**Task goal**:
Restate the records word for word. Include no pictures.
══ Entries provided ══
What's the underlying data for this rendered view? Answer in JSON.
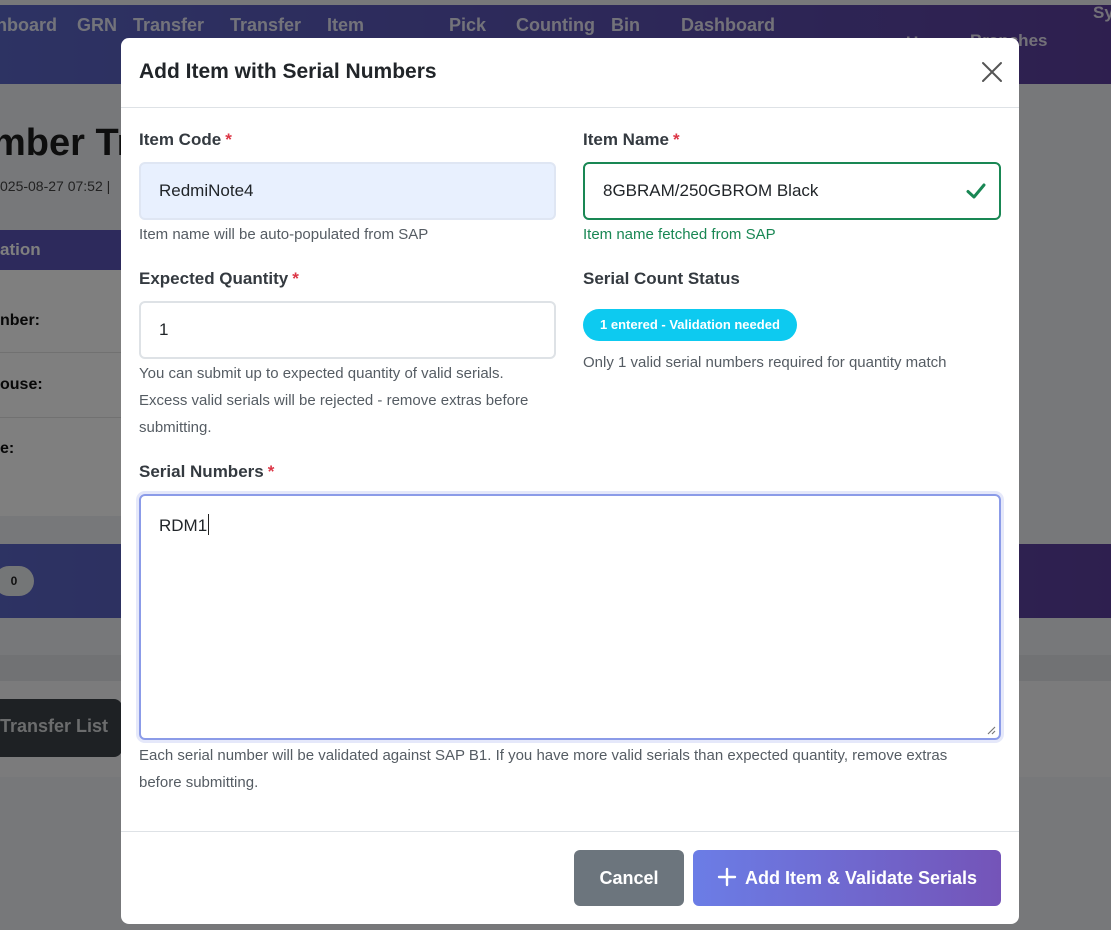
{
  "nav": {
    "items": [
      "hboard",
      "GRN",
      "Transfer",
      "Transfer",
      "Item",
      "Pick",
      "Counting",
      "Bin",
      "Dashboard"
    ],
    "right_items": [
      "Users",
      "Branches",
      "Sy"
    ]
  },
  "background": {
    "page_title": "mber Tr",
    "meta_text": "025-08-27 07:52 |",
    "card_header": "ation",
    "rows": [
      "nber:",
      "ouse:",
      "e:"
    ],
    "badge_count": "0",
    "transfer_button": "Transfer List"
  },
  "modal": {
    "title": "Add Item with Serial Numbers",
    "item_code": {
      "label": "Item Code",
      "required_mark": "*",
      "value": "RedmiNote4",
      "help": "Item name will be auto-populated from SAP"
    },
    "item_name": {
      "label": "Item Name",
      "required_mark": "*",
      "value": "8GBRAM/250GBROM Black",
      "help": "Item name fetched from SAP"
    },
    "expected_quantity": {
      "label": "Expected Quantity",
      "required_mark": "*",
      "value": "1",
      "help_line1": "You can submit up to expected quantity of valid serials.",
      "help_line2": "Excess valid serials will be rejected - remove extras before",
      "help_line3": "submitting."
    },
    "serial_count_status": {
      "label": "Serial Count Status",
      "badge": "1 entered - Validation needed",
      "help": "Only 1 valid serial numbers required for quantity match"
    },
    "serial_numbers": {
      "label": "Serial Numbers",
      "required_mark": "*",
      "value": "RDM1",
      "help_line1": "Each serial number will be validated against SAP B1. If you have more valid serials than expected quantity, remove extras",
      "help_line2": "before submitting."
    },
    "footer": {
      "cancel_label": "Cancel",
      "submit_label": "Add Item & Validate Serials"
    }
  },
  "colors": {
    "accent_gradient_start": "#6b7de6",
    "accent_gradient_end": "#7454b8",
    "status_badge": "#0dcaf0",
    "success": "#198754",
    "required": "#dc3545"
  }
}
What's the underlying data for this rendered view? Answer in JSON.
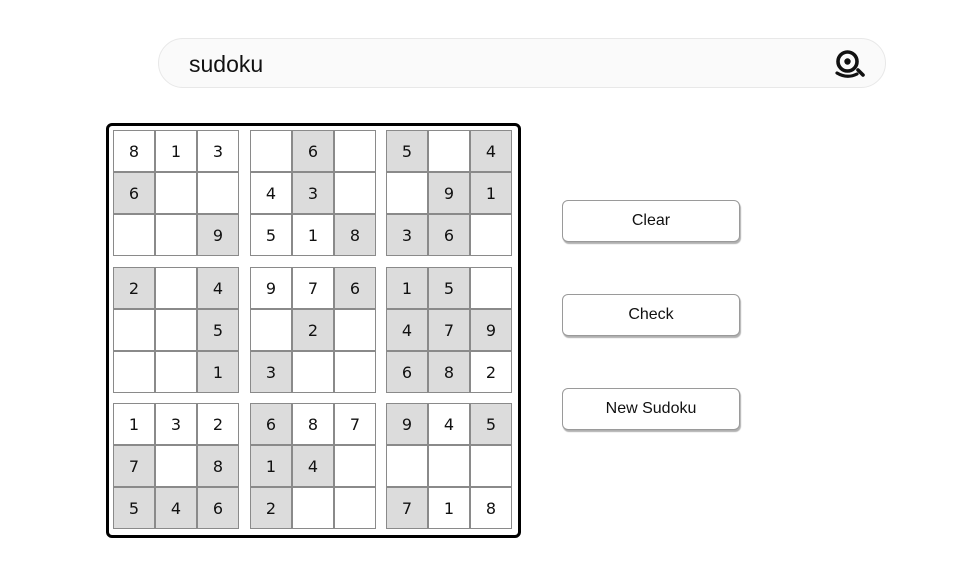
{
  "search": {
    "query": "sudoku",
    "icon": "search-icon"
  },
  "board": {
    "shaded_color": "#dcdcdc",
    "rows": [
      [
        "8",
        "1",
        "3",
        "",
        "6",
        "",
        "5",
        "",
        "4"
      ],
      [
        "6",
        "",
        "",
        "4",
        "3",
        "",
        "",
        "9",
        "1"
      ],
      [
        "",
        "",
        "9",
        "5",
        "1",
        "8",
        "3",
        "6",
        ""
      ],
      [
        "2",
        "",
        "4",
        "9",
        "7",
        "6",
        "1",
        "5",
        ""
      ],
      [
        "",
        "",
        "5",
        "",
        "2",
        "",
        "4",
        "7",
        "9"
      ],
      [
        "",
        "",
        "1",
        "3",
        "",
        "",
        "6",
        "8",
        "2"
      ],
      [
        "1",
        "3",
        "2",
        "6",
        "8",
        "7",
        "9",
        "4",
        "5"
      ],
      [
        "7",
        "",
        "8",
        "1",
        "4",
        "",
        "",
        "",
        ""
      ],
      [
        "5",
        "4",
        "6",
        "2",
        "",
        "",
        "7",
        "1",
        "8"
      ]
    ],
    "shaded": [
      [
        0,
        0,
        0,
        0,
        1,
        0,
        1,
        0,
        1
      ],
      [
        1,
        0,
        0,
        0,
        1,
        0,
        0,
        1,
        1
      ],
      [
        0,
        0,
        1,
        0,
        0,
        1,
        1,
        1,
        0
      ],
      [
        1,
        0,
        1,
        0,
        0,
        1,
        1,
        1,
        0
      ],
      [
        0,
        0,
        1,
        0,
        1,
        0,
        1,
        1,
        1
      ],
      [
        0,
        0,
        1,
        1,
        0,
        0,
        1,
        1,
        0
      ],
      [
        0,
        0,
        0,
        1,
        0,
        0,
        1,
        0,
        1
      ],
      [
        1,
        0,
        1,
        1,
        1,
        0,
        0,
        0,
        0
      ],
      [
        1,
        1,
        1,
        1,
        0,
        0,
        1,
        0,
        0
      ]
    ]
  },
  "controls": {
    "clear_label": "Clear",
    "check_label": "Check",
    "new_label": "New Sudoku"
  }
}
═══
**Result of the task**:
What's the underlying data for this rendered view? Answer in JSON.
{
  "nav": {
    "items": [
      "hboard",
      "GRN",
      "Transfer",
      "Transfer",
      "Item",
      "Pick",
      "Counting",
      "Bin",
      "Dashboard"
    ],
    "right_items": [
      "Users",
      "Branches",
      "Sy"
    ]
  },
  "background": {
    "page_title": "mber Tr",
    "meta_text": "025-08-27 07:52 |",
    "card_header": "ation",
    "rows": [
      "nber:",
      "ouse:",
      "e:"
    ],
    "badge_count": "0",
    "transfer_button": "Transfer List"
  },
  "modal": {
    "title": "Add Item with Serial Numbers",
    "item_code": {
      "label": "Item Code",
      "required_mark": "*",
      "value": "RedmiNote4",
      "help": "Item name will be auto-populated from SAP"
    },
    "item_name": {
      "label": "Item Name",
      "required_mark": "*",
      "value": "8GBRAM/250GBROM Black",
      "help": "Item name fetched from SAP"
    },
    "expected_quantity": {
      "label": "Expected Quantity",
      "required_mark": "*",
      "value": "1",
      "help_line1": "You can submit up to expected quantity of valid serials.",
      "help_line2": "Excess valid serials will be rejected - remove extras before",
      "help_line3": "submitting."
    },
    "serial_count_status": {
      "label": "Serial Count Status",
      "badge": "1 entered - Validation needed",
      "help": "Only 1 valid serial numbers required for quantity match"
    },
    "serial_numbers": {
      "label": "Serial Numbers",
      "required_mark": "*",
      "value": "RDM1",
      "help_line1": "Each serial number will be validated against SAP B1. If you have more valid serials than expected quantity, remove extras",
      "help_line2": "before submitting."
    },
    "footer": {
      "cancel_label": "Cancel",
      "submit_label": "Add Item & Validate Serials"
    }
  },
  "colors": {
    "accent_gradient_start": "#6b7de6",
    "accent_gradient_end": "#7454b8",
    "status_badge": "#0dcaf0",
    "success": "#198754",
    "required": "#dc3545"
  }
}
What's the underlying data for this rendered view? Answer in JSON.
{
  "search": {
    "query": "sudoku",
    "icon": "search-icon"
  },
  "board": {
    "shaded_color": "#dcdcdc",
    "rows": [
      [
        "8",
        "1",
        "3",
        "",
        "6",
        "",
        "5",
        "",
        "4"
      ],
      [
        "6",
        "",
        "",
        "4",
        "3",
        "",
        "",
        "9",
        "1"
      ],
      [
        "",
        "",
        "9",
        "5",
        "1",
        "8",
        "3",
        "6",
        ""
      ],
      [
        "2",
        "",
        "4",
        "9",
        "7",
        "6",
        "1",
        "5",
        ""
      ],
      [
        "",
        "",
        "5",
        "",
        "2",
        "",
        "4",
        "7",
        "9"
      ],
      [
        "",
        "",
        "1",
        "3",
        "",
        "",
        "6",
        "8",
        "2"
      ],
      [
        "1",
        "3",
        "2",
        "6",
        "8",
        "7",
        "9",
        "4",
        "5"
      ],
      [
        "7",
        "",
        "8",
        "1",
        "4",
        "",
        "",
        "",
        ""
      ],
      [
        "5",
        "4",
        "6",
        "2",
        "",
        "",
        "7",
        "1",
        "8"
      ]
    ],
    "shaded": [
      [
        0,
        0,
        0,
        0,
        1,
        0,
        1,
        0,
        1
      ],
      [
        1,
        0,
        0,
        0,
        1,
        0,
        0,
        1,
        1
      ],
      [
        0,
        0,
        1,
        0,
        0,
        1,
        1,
        1,
        0
      ],
      [
        1,
        0,
        1,
        0,
        0,
        1,
        1,
        1,
        0
      ],
      [
        0,
        0,
        1,
        0,
        1,
        0,
        1,
        1,
        1
      ],
      [
        0,
        0,
        1,
        1,
        0,
        0,
        1,
        1,
        0
      ],
      [
        0,
        0,
        0,
        1,
        0,
        0,
        1,
        0,
        1
      ],
      [
        1,
        0,
        1,
        1,
        1,
        0,
        0,
        0,
        0
      ],
      [
        1,
        1,
        1,
        1,
        0,
        0,
        1,
        0,
        0
      ]
    ]
  },
  "controls": {
    "clear_label": "Clear",
    "check_label": "Check",
    "new_label": "New Sudoku"
  }
}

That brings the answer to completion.